|International Classification||A61B17/60, A61F2/00, A61B17/58|
|Cooperative Classification||A61F2002/30538, A61F2002/30892, A61F2230/0015, A61F2002/4628, A61F2002/30841, A61F2002/4627, A61F2002/4629, A61F2/4611, A61F2250/0006, A61F2002/4475, A61F2002/30133, A61F2002/30785, A61F2002/2817, A61F2/4465|
|European Classification||A61F2/44F4, A61F2/46B7|
|May 20, 2008||AS||Assignment|
Owner name: ALPINESPINE LLC, UTAH
Free format text: ASSIGNMENT OF ASSIGNORS INTEREST;ASSIGNORS:WARNICK, DAVID R.;SWEENEY, THOMAS M.;HAWKES, DAVID T.;AND OTHERS;REEL/FRAME:020973/0861;SIGNING DATES FROM 20080320 TO 20080430
|Aug 28, 2009||AS||Assignment|
Owner name: BEACON BIOMEDICAL, LLC, FLORIDA
Free format text: ASSIGNMENT OF ASSIGNORS INTEREST;ASSIGNOR:ALPINE SPINE, LLC;REEL/FRAME:023166/0014
Effective date: 20090505

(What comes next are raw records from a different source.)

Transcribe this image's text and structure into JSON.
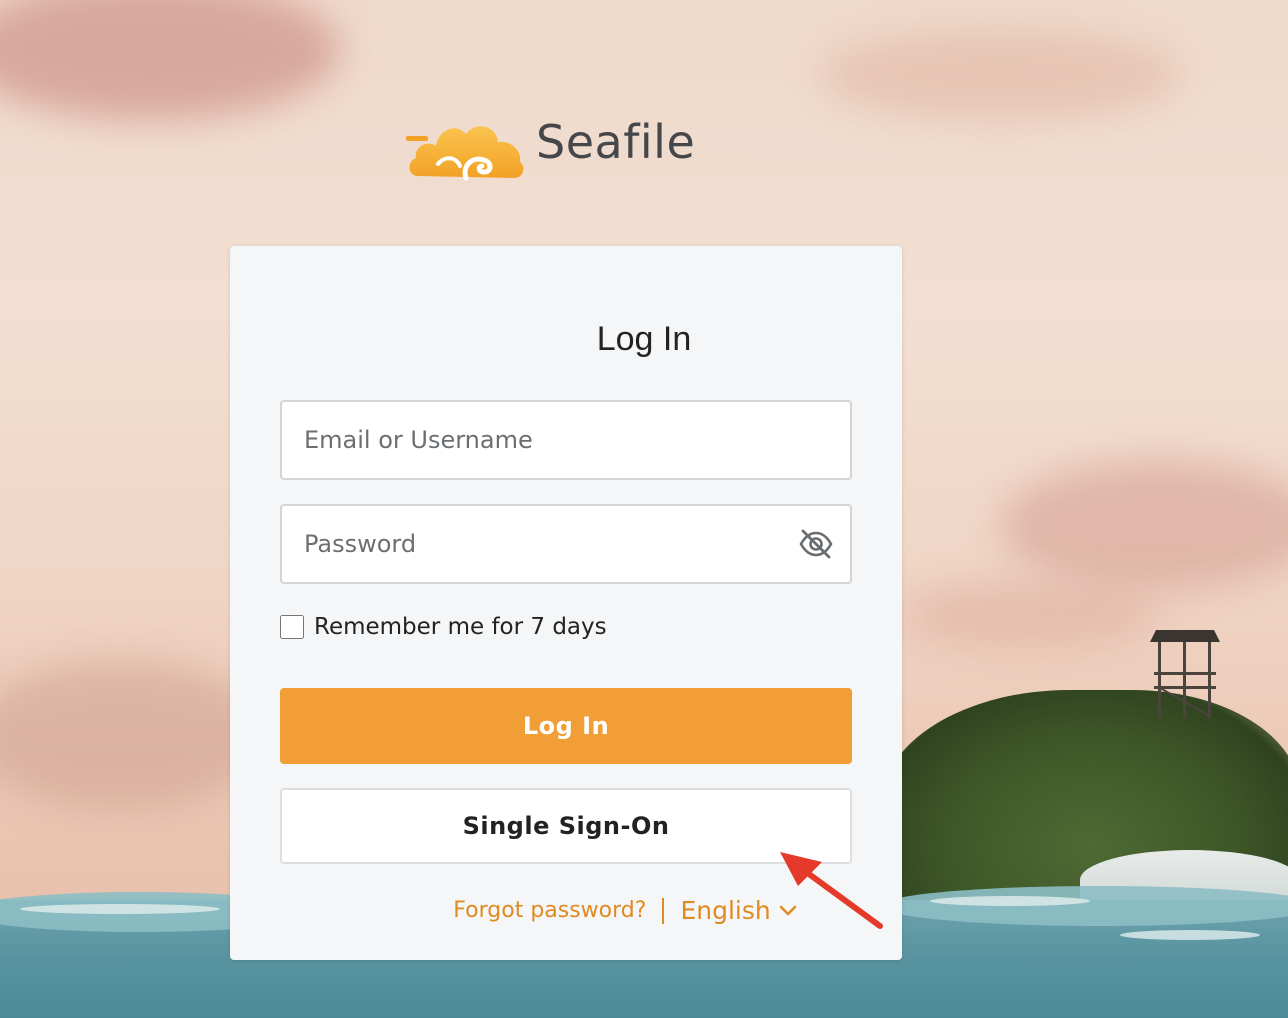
{
  "brand": {
    "name": "Seafile",
    "logo_icon": "seafile-cloud-wave-logo",
    "accent_color": "#f09e35",
    "link_color": "#e08a22"
  },
  "login": {
    "title": "Log In",
    "username_placeholder": "Email or Username",
    "password_placeholder": "Password",
    "password_toggle_icon": "eye-slash-icon",
    "remember_label": "Remember me for 7 days",
    "remember_checked": false,
    "login_button": "Log In",
    "sso_button": "Single Sign-On",
    "forgot_password": "Forgot password?",
    "language": "English",
    "language_icon": "chevron-down-icon"
  },
  "annotation": {
    "icon": "red-arrow-icon",
    "color": "#e53a2a"
  }
}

|Aug 19, 2014||FPAY||Fee payment|
Year of fee payment: 4